clock menu more-arrow no yes mobile

Filed under:

As Restaurant Workers Become Eligible for Vaccines, Seattle Dining Proceeds with Caution and Hope

The next phase of vaccinations in Washington officially begins Wednesday, March 31

Several vials labeled VACCINE COVID-19 lined up against a light blue background
Restaurant workers are now eligible to receive the COVID-19 shot.

After many weeks of frustration, restaurant workers across Washington officially have the green light to receive the COVID vaccine today, March 31. They are part of newly eligible groups in the state’s labyrinthian tiered vaccine rollout plan, which includes people 60 years of age or older, correctional facilities, settings where people experiencing housing insecurity live, those in construction and manufacturing, and people 16 years of age or older with two or more co-morbidities.

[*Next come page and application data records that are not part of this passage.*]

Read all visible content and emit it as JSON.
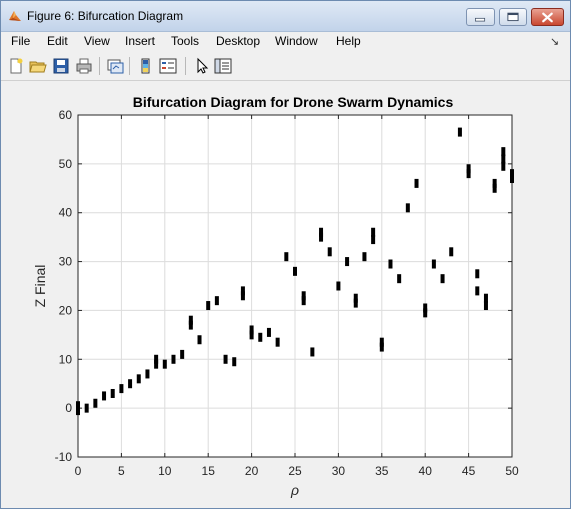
{
  "window": {
    "title": "Figure 6: Bifurcation Diagram",
    "icon": "matlab-figure-icon",
    "title_bar_color": "#c2d3ea",
    "close_color": "#c94730"
  },
  "menu": [
    "File",
    "Edit",
    "View",
    "Insert",
    "Tools",
    "Desktop",
    "Window",
    "Help"
  ],
  "toolbar_icons": [
    "new-figure-icon",
    "open-file-icon",
    "save-icon",
    "print-icon",
    "link-plot-icon",
    "insert-colorbar-icon",
    "insert-legend-icon",
    "edit-plot-arrow-icon",
    "property-editor-icon"
  ],
  "chart_data": {
    "type": "scatter",
    "title": "Bifurcation Diagram for Drone Swarm Dynamics",
    "xlabel": "ρ",
    "ylabel": "Z Final",
    "xlim": [
      0,
      50
    ],
    "ylim": [
      -10,
      60
    ],
    "xticks": [
      "0",
      "5",
      "10",
      "15",
      "20",
      "25",
      "30",
      "35",
      "40",
      "45",
      "50"
    ],
    "yticks": [
      "-10",
      "0",
      "10",
      "20",
      "30",
      "40",
      "50",
      "60"
    ],
    "grid": true,
    "marker": "short vertical dark segments",
    "marker_color": "#000000",
    "points": [
      [
        0,
        -0.5
      ],
      [
        0,
        0.5
      ],
      [
        1,
        0
      ],
      [
        2,
        1
      ],
      [
        3,
        2.5
      ],
      [
        4,
        3
      ],
      [
        5,
        4
      ],
      [
        6,
        5
      ],
      [
        7,
        6
      ],
      [
        8,
        7
      ],
      [
        9,
        9
      ],
      [
        9,
        10
      ],
      [
        10,
        9
      ],
      [
        11,
        10
      ],
      [
        12,
        11
      ],
      [
        13,
        17
      ],
      [
        13,
        18
      ],
      [
        14,
        14
      ],
      [
        15,
        21
      ],
      [
        16,
        22
      ],
      [
        17,
        10
      ],
      [
        18,
        9.5
      ],
      [
        19,
        23
      ],
      [
        19,
        24
      ],
      [
        20,
        15
      ],
      [
        20,
        16
      ],
      [
        21,
        14.5
      ],
      [
        22,
        15.5
      ],
      [
        23,
        13.5
      ],
      [
        24,
        31
      ],
      [
        25,
        28
      ],
      [
        26,
        22
      ],
      [
        26,
        23
      ],
      [
        27,
        11.5
      ],
      [
        28,
        35
      ],
      [
        28,
        36
      ],
      [
        29,
        32
      ],
      [
        30,
        25
      ],
      [
        31,
        30
      ],
      [
        32,
        21.5
      ],
      [
        32,
        22.5
      ],
      [
        33,
        31
      ],
      [
        34,
        34.5
      ],
      [
        34,
        36
      ],
      [
        35,
        12.5
      ],
      [
        35,
        13.5
      ],
      [
        36,
        29.5
      ],
      [
        37,
        26.5
      ],
      [
        38,
        41
      ],
      [
        39,
        46
      ],
      [
        40,
        19.5
      ],
      [
        40,
        20.5
      ],
      [
        41,
        29.5
      ],
      [
        42,
        26.5
      ],
      [
        43,
        32
      ],
      [
        44,
        56.5
      ],
      [
        45,
        48
      ],
      [
        45,
        49
      ],
      [
        46,
        27.5
      ],
      [
        46,
        24
      ],
      [
        47,
        21
      ],
      [
        47,
        22.5
      ],
      [
        48,
        45
      ],
      [
        48,
        46
      ],
      [
        49,
        49.5
      ],
      [
        49,
        51
      ],
      [
        49,
        52.5
      ],
      [
        50,
        47
      ],
      [
        50,
        48
      ]
    ]
  }
}
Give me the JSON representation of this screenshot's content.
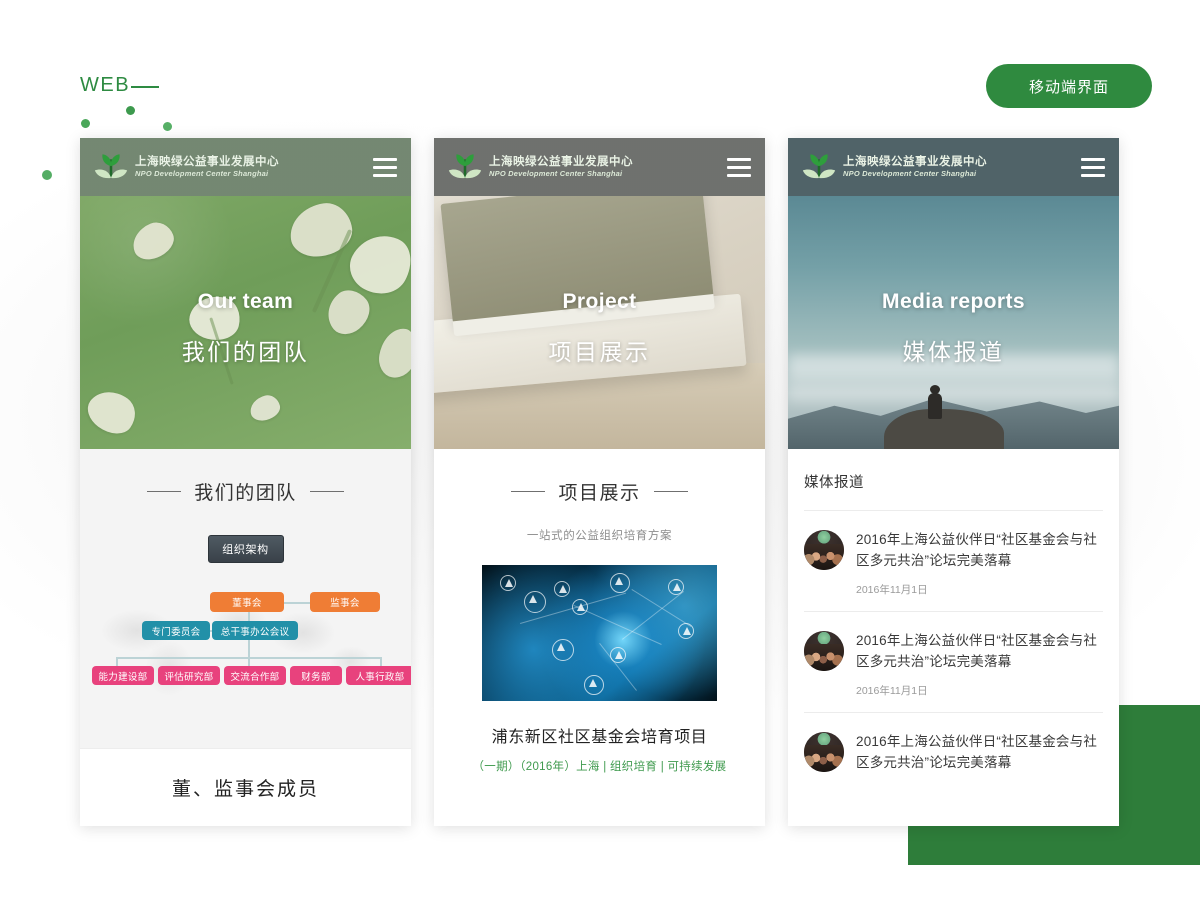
{
  "page": {
    "web_label": "WEB",
    "badge_label": "移动端界面"
  },
  "brand": {
    "name_cn": "上海映绿公益事业发展中心",
    "name_en": "NPO Development Center Shanghai",
    "logo_icon": "sprout-leaf-icon",
    "menu_icon": "hamburger-menu-icon"
  },
  "cards": [
    {
      "id": "our-team",
      "hero": {
        "en": "Our team",
        "cn": "我们的团队",
        "image": "green-leaf-petals-photo"
      },
      "section_title": "我们的团队",
      "org_button": "组织架构",
      "org_chart": {
        "level1": [
          "董事会",
          "监事会"
        ],
        "level2": [
          "专门委员会",
          "总干事办公会议"
        ],
        "level3": [
          "能力建设部",
          "评估研究部",
          "交流合作部",
          "财务部",
          "人事行政部"
        ],
        "colors": {
          "level1": "#ef7d35",
          "level2": "#2290a8",
          "level3": "#e8427d"
        }
      },
      "footer_title": "董、监事会成员"
    },
    {
      "id": "project",
      "hero": {
        "en": "Project",
        "cn": "项目展示",
        "image": "stacked-books-photo"
      },
      "section_title": "项目展示",
      "subtitle": "一站式的公益组织培育方案",
      "thumbnail": "blue-network-map-photo",
      "project_title": "浦东新区社区基金会培育项目",
      "project_meta": "（一期）（2016年）上海 | 组织培育 | 可持续发展",
      "meta_color": "#3f9a4e"
    },
    {
      "id": "media-reports",
      "hero": {
        "en": "Media reports",
        "cn": "媒体报道",
        "image": "mountain-summit-sky-photo"
      },
      "section_title": "媒体报道",
      "news": [
        {
          "title": "2016年上海公益伙伴日“社区基金会与社区多元共治”论坛完美落幕",
          "date": "2016年11月1日",
          "avatar": "group-photo-avatar"
        },
        {
          "title": "2016年上海公益伙伴日“社区基金会与社区多元共治”论坛完美落幕",
          "date": "2016年11月1日",
          "avatar": "group-photo-avatar"
        },
        {
          "title": "2016年上海公益伙伴日“社区基金会与社区多元共治”论坛完美落幕",
          "date": "",
          "avatar": "group-photo-avatar"
        }
      ]
    }
  ],
  "decor": {
    "accent_green": "#2e8b42",
    "block_green": "#2e7d3a",
    "dot_count": 4
  }
}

Vaccine appointments are available across Seattle as of Wednesday morning, but filling up fast. Those eligible to receive an inoculation should start with Washington’s vaccine locator tool. Washington’s “phase finder” tool is no longer active, so anyone who meets the new guidelines for eligibility can simply sign up without jumping through another hoop. On Instagram, several workers, including chef Wayne Johnson of the nonprofit FareStart, posted pics with enthusiastic captions upon receiving their shots.

Despite the welcome addition of restaurant workers to the vaccine pool, the timing may still slow down indoor dining reopenings around Seattle. Even though a recent study from the Centers for Disease Control and Prevention (CDC) found that the first dose of the Pfizer and Moderna vaccine is effective at preventing severe COVID illness, the CDC advises taking precautions until two weeks after receiving the second dose. That means, most restaurant workers — even if they manage to find a vaccine appointment right away — would still be at least a month or so out from being fully protected, per CDC guidelines. With the presence of contagious new COVID variants in the area and restaurants allowed to reopen at 50 percent capacity, hospitality employees remain at high risk.

As such, not all chefs around town who have been cautious to this point about indoor dining are about to fling open their doors right away. Edouardo Jordan, award-winning chef of JuneBaby and Salare, tells Eater Seattle he’s still coming up with a game plan. “Would like for my staff to get vaccines, wait the two weeks afterward and start with a slow reopening,” he says. “I’m assuming we will be takeout-only until May, fingers crossed.”

In Kirkland, Cafe Juanita chef-owner Holly Smith — who wrote about her position about waiting for vaccines to arrive before reopening fully — says she’s in wait-and-see mode for onsite dining. “I think that given everyone’s vaccination timeline plus my need to hire [more staff], it would be May at the earliest,” she notes. “Beginning of June seems most realistic, but is still dependent on variants and our King County/surrounding county’s numbers.”

To Smith’s latter point, there’s reason for concern. On Friday, March 26, King County health officer Dr. Jeffrey Duchin gave an update on COVID cases in the region, sounding an alarm over increasing transmission. Over the past two weeks, cases are up 43 percent and Duchin said “there’s a good chance we’re looking at the beginning of a fourth wave,” even though it’s unclear how big the wave will be. If trends continue, King County could face returning to more restrictive phases in the state’s reopening plan, since the Washington Department of Health will automatically knock counties back a phase if COVID cases go above 200 per 100,000 people over the previous two-week period and rise higher than 5 per 100,000.

The effort to ramp up vaccinations will be key in mitigating the impacts of any new wave. Restaurant workers, along with the new groups, total around 2 million people, and pressure continues to mount on Gov. Jay Inslee to open vaccination eligibility to all Washingtonians 16 years of age or older before his stated target date of May 1. Inslee left open that possibility recently, saying that if the state receives more doses in the coming weeks, he would consider accelerating the timeline.